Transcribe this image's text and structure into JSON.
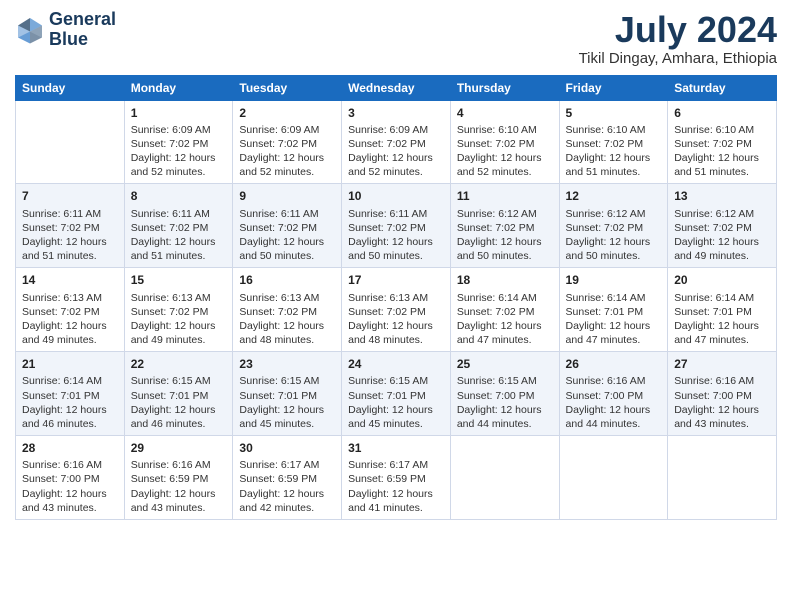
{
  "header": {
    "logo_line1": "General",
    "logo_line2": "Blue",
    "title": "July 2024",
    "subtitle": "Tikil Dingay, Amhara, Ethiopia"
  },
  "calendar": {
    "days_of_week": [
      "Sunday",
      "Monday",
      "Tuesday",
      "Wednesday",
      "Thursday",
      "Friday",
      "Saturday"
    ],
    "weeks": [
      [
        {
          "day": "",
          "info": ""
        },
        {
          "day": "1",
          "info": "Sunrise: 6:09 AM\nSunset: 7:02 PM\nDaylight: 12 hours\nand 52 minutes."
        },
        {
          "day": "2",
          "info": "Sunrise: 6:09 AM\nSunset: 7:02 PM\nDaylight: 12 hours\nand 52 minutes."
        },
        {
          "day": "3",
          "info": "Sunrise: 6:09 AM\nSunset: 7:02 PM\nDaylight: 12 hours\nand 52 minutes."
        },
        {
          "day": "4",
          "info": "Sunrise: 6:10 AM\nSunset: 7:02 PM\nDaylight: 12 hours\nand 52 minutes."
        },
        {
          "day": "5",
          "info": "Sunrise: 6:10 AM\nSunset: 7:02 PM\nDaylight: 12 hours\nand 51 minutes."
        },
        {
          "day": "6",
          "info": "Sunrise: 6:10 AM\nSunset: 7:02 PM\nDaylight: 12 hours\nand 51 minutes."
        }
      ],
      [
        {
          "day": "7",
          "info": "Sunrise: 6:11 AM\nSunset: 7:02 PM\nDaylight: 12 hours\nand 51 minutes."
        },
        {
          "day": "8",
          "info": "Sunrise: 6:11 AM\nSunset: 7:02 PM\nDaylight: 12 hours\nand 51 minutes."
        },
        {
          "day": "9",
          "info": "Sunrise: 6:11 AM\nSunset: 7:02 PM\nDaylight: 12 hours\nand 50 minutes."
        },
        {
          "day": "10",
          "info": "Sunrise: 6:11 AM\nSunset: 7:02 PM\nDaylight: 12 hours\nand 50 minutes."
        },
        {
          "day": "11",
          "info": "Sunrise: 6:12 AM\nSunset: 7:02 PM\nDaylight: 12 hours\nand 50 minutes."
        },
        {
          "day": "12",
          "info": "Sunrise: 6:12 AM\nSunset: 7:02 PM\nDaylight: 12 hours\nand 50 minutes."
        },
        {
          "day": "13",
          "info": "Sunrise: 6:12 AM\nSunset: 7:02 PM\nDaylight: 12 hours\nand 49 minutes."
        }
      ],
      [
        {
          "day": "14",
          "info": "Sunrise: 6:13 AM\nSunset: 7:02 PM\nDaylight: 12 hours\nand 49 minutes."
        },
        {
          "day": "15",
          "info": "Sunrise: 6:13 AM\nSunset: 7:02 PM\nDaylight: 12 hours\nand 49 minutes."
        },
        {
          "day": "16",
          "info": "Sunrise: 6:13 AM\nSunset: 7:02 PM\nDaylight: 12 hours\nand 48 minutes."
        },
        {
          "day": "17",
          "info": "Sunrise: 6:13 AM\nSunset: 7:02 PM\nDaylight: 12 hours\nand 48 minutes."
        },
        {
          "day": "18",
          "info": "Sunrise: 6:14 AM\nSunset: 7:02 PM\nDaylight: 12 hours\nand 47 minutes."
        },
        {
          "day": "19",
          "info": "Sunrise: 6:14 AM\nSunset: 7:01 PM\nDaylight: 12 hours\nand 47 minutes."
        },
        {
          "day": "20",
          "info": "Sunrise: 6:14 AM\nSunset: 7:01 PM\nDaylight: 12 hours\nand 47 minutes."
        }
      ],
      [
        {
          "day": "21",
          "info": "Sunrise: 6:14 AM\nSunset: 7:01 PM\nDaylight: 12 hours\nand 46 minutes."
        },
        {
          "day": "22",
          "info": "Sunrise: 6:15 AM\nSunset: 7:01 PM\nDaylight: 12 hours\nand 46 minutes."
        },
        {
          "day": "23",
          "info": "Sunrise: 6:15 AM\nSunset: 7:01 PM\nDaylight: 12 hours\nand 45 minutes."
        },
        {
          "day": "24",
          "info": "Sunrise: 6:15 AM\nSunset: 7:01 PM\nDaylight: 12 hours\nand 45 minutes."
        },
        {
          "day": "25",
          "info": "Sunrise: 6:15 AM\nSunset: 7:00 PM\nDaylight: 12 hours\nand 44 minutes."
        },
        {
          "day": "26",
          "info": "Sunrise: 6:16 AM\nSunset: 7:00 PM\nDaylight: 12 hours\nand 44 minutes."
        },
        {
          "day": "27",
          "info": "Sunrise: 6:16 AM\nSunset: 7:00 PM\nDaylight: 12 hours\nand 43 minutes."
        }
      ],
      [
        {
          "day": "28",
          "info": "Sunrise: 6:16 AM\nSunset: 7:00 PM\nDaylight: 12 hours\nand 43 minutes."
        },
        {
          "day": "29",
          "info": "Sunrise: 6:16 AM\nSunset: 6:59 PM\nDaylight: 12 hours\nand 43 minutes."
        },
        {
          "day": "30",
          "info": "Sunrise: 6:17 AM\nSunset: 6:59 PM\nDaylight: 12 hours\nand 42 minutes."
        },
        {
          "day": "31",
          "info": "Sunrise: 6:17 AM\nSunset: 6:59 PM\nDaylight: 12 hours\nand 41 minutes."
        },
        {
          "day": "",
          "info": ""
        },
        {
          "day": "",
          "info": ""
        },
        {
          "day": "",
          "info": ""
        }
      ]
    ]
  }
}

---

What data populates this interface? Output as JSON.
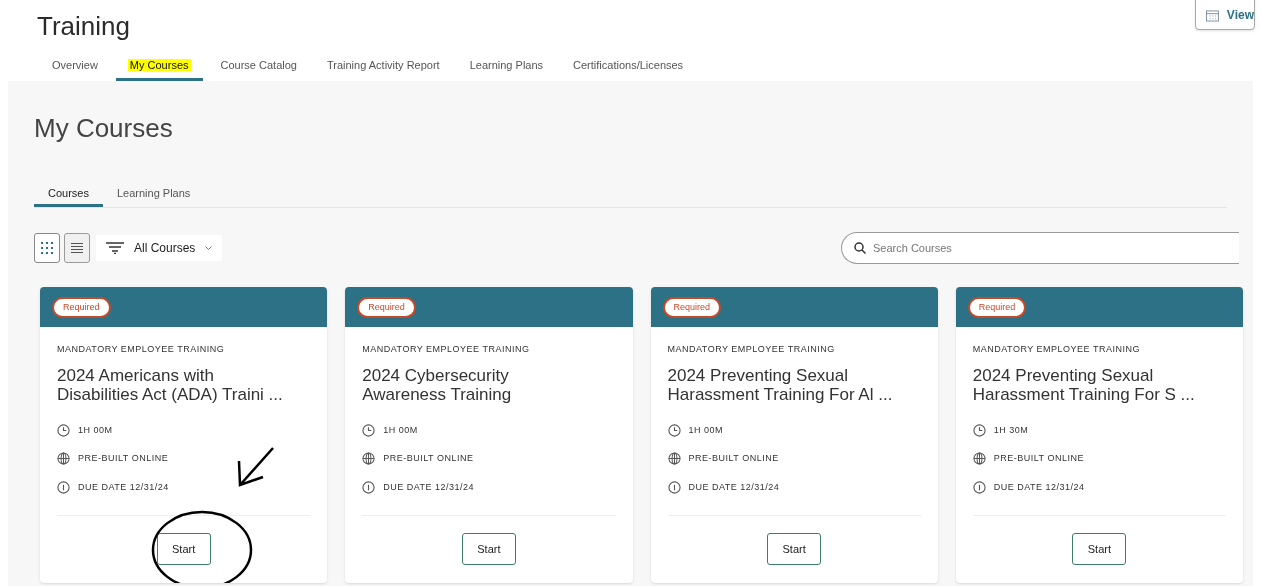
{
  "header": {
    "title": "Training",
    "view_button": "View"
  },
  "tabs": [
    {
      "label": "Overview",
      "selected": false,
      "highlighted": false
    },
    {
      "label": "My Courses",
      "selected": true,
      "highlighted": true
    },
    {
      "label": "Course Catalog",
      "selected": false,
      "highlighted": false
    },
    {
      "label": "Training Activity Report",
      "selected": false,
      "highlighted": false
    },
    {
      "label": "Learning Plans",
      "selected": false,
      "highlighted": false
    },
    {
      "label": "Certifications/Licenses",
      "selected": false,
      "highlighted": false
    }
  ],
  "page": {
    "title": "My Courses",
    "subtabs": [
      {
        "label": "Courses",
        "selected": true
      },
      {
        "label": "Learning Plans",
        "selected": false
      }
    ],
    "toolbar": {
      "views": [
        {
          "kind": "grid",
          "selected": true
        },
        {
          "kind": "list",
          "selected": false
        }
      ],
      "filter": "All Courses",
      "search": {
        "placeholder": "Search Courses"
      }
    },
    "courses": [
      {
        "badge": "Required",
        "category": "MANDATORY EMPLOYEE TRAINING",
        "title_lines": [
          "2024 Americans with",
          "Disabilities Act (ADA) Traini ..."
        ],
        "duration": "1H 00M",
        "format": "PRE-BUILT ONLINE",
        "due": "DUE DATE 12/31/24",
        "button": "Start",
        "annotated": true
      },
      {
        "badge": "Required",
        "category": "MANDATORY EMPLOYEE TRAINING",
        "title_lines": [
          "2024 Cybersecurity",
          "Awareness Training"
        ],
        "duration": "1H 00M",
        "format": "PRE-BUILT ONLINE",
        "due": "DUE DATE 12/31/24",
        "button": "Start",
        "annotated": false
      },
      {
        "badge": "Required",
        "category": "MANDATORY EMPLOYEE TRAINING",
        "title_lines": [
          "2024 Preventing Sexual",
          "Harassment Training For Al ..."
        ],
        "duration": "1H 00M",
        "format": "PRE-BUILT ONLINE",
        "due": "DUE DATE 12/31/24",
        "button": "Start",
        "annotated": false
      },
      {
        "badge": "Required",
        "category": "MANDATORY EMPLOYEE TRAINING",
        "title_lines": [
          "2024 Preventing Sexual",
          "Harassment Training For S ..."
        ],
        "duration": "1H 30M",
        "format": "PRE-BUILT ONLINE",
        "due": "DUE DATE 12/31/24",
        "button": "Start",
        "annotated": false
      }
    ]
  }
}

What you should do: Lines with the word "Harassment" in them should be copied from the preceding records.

Solution:
          "Harassment Training For Al ..."
          "Harassment Training For S ..."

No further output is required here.